Federal Court in Louisiana Sentences Former Inmate for Fraud Scheme While in Prison

Louisiana – Andre Deaveon Reese, 32, of Atlanta, Georgia, was sentenced to 33 months in prison on June 10, 2022, in a federal court in Louisiana by United States District Judge Donald E. Walter, followed by three years of supervised release, announced United States Attorney Brandon B. Brown. Reese was also ordered to pay $9,797.95 in restitution to the victims in this case.

According to evidence presented in court, Reese participated in a scheme to defraud victims by telling them they had failed to appear for jury duty and a warrant had been issued for their arrest while serving time in the Autry State Prison (Autry) in Georgia in 2015 and continuing through July 2020. Inmates used contraband cellular phones from within Autry to access internet websites in order to identify the names, addresses, and phone numbers of potential fraud victims. Using cellular phones, inmates called victims whose names and phone numbers had been obtained and made false representations to the victims.

The inmates informed the victims that they were law enforcement officers and that the victim had failed to appear for jury duty on purpose. Furthermore, the victims were informed that because they had failed to appear for jury duty, warrants for their arrest had been issued, and the victim had the option of being arrested on the warrant or paying a fine to have the arrest warrant dismissed.

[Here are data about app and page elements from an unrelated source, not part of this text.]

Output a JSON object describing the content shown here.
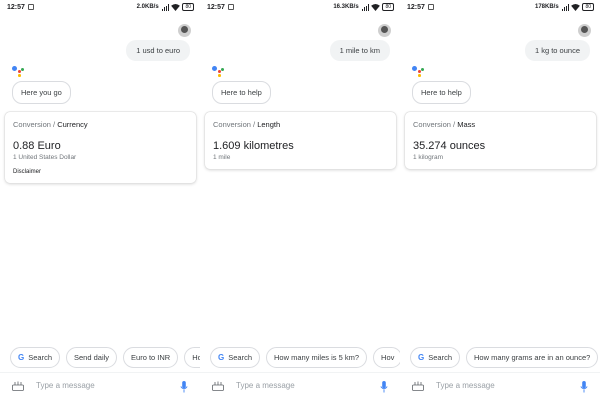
{
  "colors": {
    "mic": "#4285f4",
    "google_g": "#4285f4",
    "assistant_dots": [
      "#4285f4",
      "#ea4335",
      "#fbbc05",
      "#34a853"
    ]
  },
  "screens": [
    {
      "status": {
        "time": "12:57",
        "speed": "2.0KB/s",
        "battery": "80"
      },
      "user_query": "1 usd to euro",
      "reply": "Here you go",
      "card": {
        "category_prefix": "Conversion",
        "separator": " / ",
        "category": "Currency",
        "value": "0.88 Euro",
        "source": "1 United States Dollar",
        "disclaimer": "Disclaimer"
      },
      "chips": [
        {
          "label": "Search",
          "icon": "google-g-icon"
        },
        {
          "label": "Send daily"
        },
        {
          "label": "Euro to INR"
        },
        {
          "label": "Ho"
        }
      ],
      "input_placeholder": "Type a message"
    },
    {
      "status": {
        "time": "12:57",
        "speed": "16.3KB/s",
        "battery": "80"
      },
      "user_query": "1 mile to km",
      "reply": "Here to help",
      "card": {
        "category_prefix": "Conversion",
        "separator": " / ",
        "category": "Length",
        "value": "1.609 kilometres",
        "source": "1 mile"
      },
      "chips": [
        {
          "label": "Search",
          "icon": "google-g-icon"
        },
        {
          "label": "How many miles is 5 km?"
        },
        {
          "label": "Hov"
        }
      ],
      "input_placeholder": "Type a message"
    },
    {
      "status": {
        "time": "12:57",
        "speed": "178KB/s",
        "battery": "80"
      },
      "user_query": "1 kg to ounce",
      "reply": "Here to help",
      "card": {
        "category_prefix": "Conversion",
        "separator": " / ",
        "category": "Mass",
        "value": "35.274 ounces",
        "source": "1 kilogram"
      },
      "chips": [
        {
          "label": "Search",
          "icon": "google-g-icon"
        },
        {
          "label": "How many grams are in an ounce?"
        }
      ],
      "input_placeholder": "Type a message"
    }
  ]
}
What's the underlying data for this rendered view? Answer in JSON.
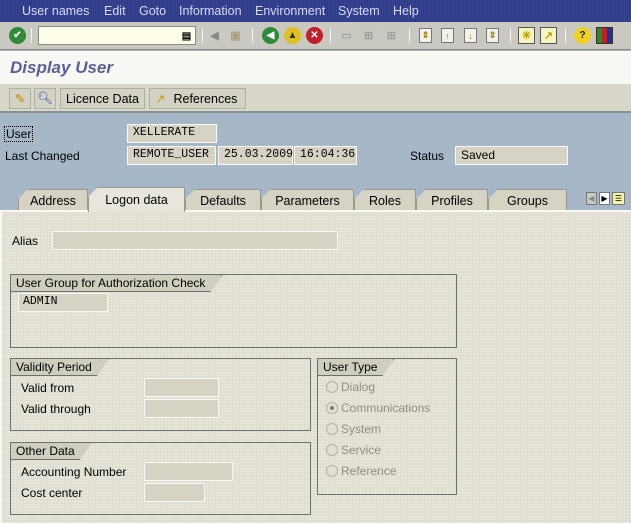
{
  "menubar": {
    "items": [
      "User names",
      "Edit",
      "Goto",
      "Information",
      "Environment",
      "System",
      "Help"
    ]
  },
  "toolbar": {
    "command_field_value": "",
    "icons": [
      "enter-icon",
      "command-history-icon",
      "back-arrow-icon",
      "save-icon",
      "back-icon",
      "exit-icon",
      "cancel-icon",
      "print-icon",
      "find-icon",
      "find-next-icon",
      "first-page-icon",
      "previous-page-icon",
      "next-page-icon",
      "last-page-icon",
      "new-session-icon",
      "shortcut-icon",
      "help-icon",
      "layout-menu-icon"
    ]
  },
  "title": "Display User",
  "app_toolbar": {
    "change_icon": "pencil-glasses-icon",
    "other_user_icon": "magnifier-icon",
    "licence_label": "Licence Data",
    "references_label": "References"
  },
  "header": {
    "user_label": "User",
    "user_value": "XELLERATE",
    "last_changed_label": "Last Changed",
    "changed_by": "REMOTE_USER",
    "changed_date": "25.03.2009",
    "changed_time": "16:04:36",
    "status_label": "Status",
    "status_value": "Saved"
  },
  "tabs": [
    {
      "label": "Address",
      "active": false
    },
    {
      "label": "Logon data",
      "active": true
    },
    {
      "label": "Defaults",
      "active": false
    },
    {
      "label": "Parameters",
      "active": false
    },
    {
      "label": "Roles",
      "active": false
    },
    {
      "label": "Profiles",
      "active": false
    },
    {
      "label": "Groups",
      "active": false
    }
  ],
  "logon": {
    "alias_label": "Alias",
    "alias_value": "",
    "user_group": {
      "title": "User Group for Authorization Check",
      "value": "ADMIN"
    },
    "validity": {
      "title": "Validity Period",
      "valid_from_label": "Valid from",
      "valid_from_value": "",
      "valid_through_label": "Valid through",
      "valid_through_value": ""
    },
    "other": {
      "title": "Other Data",
      "accounting_label": "Accounting Number",
      "accounting_value": "",
      "cost_center_label": "Cost center",
      "cost_center_value": ""
    },
    "user_type": {
      "title": "User Type",
      "options": [
        {
          "label": "Dialog",
          "selected": false
        },
        {
          "label": "Communications",
          "selected": true
        },
        {
          "label": "System",
          "selected": false
        },
        {
          "label": "Service",
          "selected": false
        },
        {
          "label": "Reference",
          "selected": false
        }
      ]
    }
  }
}
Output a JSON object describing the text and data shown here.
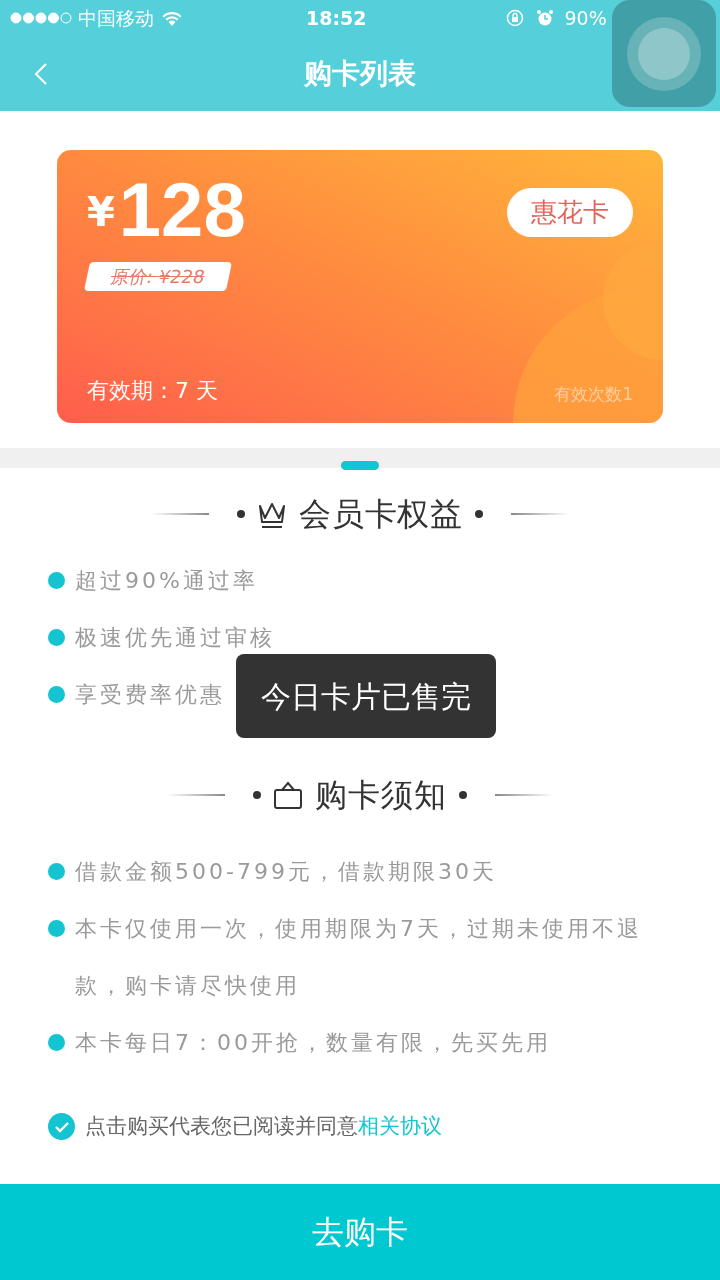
{
  "status_bar": {
    "carrier": "中国移动",
    "time": "18:52",
    "battery": "90%"
  },
  "nav": {
    "title": "购卡列表"
  },
  "card": {
    "currency": "¥",
    "price": "128",
    "original_price": "原价: ¥228",
    "badge": "惠花卡",
    "validity": "有效期：7 天",
    "uses": "有效次数1"
  },
  "benefits": {
    "title": "会员卡权益",
    "items": [
      "超过90%通过率",
      "极速优先通过审核",
      "享受费率优惠"
    ]
  },
  "notice": {
    "title": "购卡须知",
    "items": [
      "借款金额500-799元，借款期限30天",
      "本卡仅使用一次，使用期限为7天，过期未使用不退款，购卡请尽快使用",
      "本卡每日7：00开抢，数量有限，先买先用"
    ]
  },
  "agreement": {
    "checked": true,
    "text": "点击购买代表您已阅读并同意",
    "link": "相关协议"
  },
  "toast": "今日卡片已售完",
  "buy_button": "去购卡"
}
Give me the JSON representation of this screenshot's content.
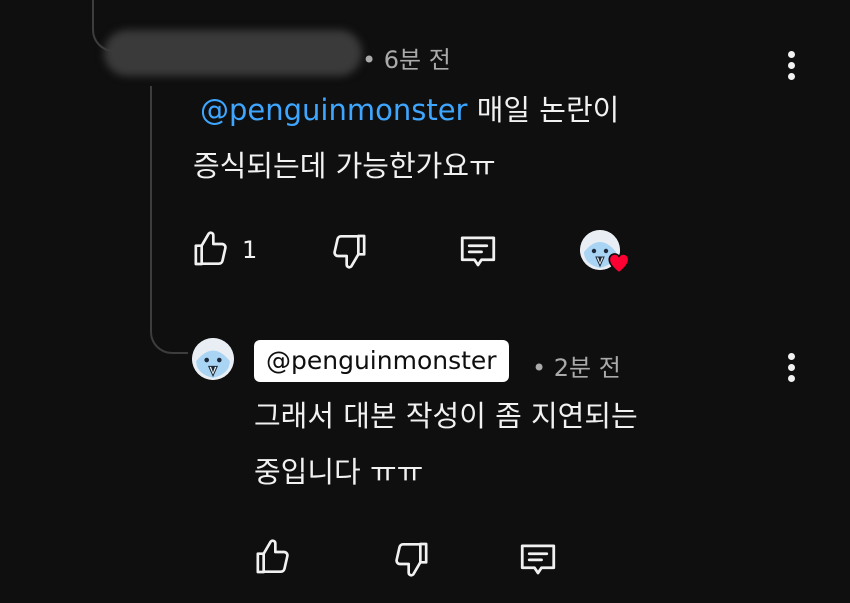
{
  "comment": {
    "timestamp": "• 6분 전",
    "mention": "@penguinmonster",
    "text_line1_rest": " 매일 논란이",
    "text_line2": "증식되는데 가능한가요ㅠ",
    "like_count": "1",
    "icons": {
      "like": "thumbs-up-icon",
      "dislike": "thumbs-down-icon",
      "reply": "reply-comment-icon",
      "creator_heart": "creator-heart-badge"
    }
  },
  "reply": {
    "author_chip": "@penguinmonster",
    "timestamp": "• 2분 전",
    "text_line1": "그래서 대본 작성이 좀 지연되는",
    "text_line2": "중입니다 ㅠㅠ",
    "icons": {
      "like": "thumbs-up-icon",
      "dislike": "thumbs-down-icon",
      "reply": "reply-comment-icon"
    }
  },
  "colors": {
    "background": "#0f0f0f",
    "mention": "#3ea6ff",
    "heart": "#ff0033",
    "meta": "#aaaaaa"
  }
}
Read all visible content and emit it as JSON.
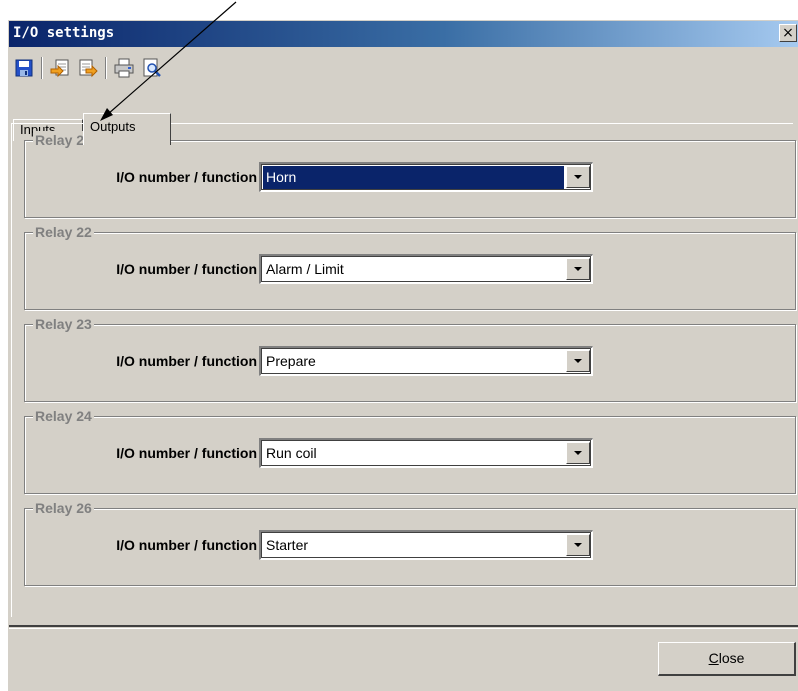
{
  "window": {
    "title": "I/O settings",
    "close_glyph": "×"
  },
  "toolbar": {
    "buttons": [
      {
        "name": "save-icon"
      },
      {
        "name": "import-icon"
      },
      {
        "name": "export-icon"
      },
      {
        "name": "print-icon"
      },
      {
        "name": "print-preview-icon"
      }
    ]
  },
  "tabs": [
    {
      "label": "Inputs",
      "active": false
    },
    {
      "label": "Outputs",
      "active": true
    }
  ],
  "relays": [
    {
      "title": "Relay 21",
      "label": "I/O number / function",
      "value": "Horn",
      "selected": true
    },
    {
      "title": "Relay 22",
      "label": "I/O number / function",
      "value": "Alarm / Limit",
      "selected": false
    },
    {
      "title": "Relay 23",
      "label": "I/O number / function",
      "value": "Prepare",
      "selected": false
    },
    {
      "title": "Relay 24",
      "label": "I/O number / function",
      "value": "Run coil",
      "selected": false
    },
    {
      "title": "Relay 26",
      "label": "I/O number / function",
      "value": "Starter",
      "selected": false
    }
  ],
  "footer": {
    "close_label_first": "C",
    "close_label_rest": "lose"
  },
  "colors": {
    "selection": "#0a246a",
    "face": "#d4d0c8",
    "group_title": "#808080"
  }
}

To make the calls appear genuine, Reese and other inmates created fictitious voicemail greetings on their contraband cellular phones, identifying themselves as members of legitimate law enforcement agencies such as the US Marshal Service. If a victim wanted to pay a fine, the inmates instructed them to buy pre-paid cash cards and provide the cash card’s account number, or the victim could wire money directly into a pre-paid debit card account held by the inmates or one of the co-conspirators. On the basis of these false representations, the victims electronically transferred money to the inmates, believing that the funds would be used to pay the fine.

After a victim provided an inmate with the account number of the pre-paid cash card, the inmates used their contraband cellular phones to contact co-conspirators who were not incarcerated and requested that the money be transferred from the cash card purchased by the victims to a pre-paid debit card owned by the co-conspirators. The co-conspirators would then withdraw the victim’s money from an ATM or from a retail store.

In August of 2016, two people in the Western District of Louisiana, ages 75 and 78, fell victim to Reese’s scheme. The victims trusted the callers, who were inmates impersonating legitimate law enforcement officers, and paid them to have the alleged warrants for their arrest for failing to appear for jury duty dismissed. Reese and his co-conspirators received $9,797.95 from the two victims.

The FBI and US Marshals Service investigated the case, which was prosecuted by Assistant US Attorney Mary J. Mudrick.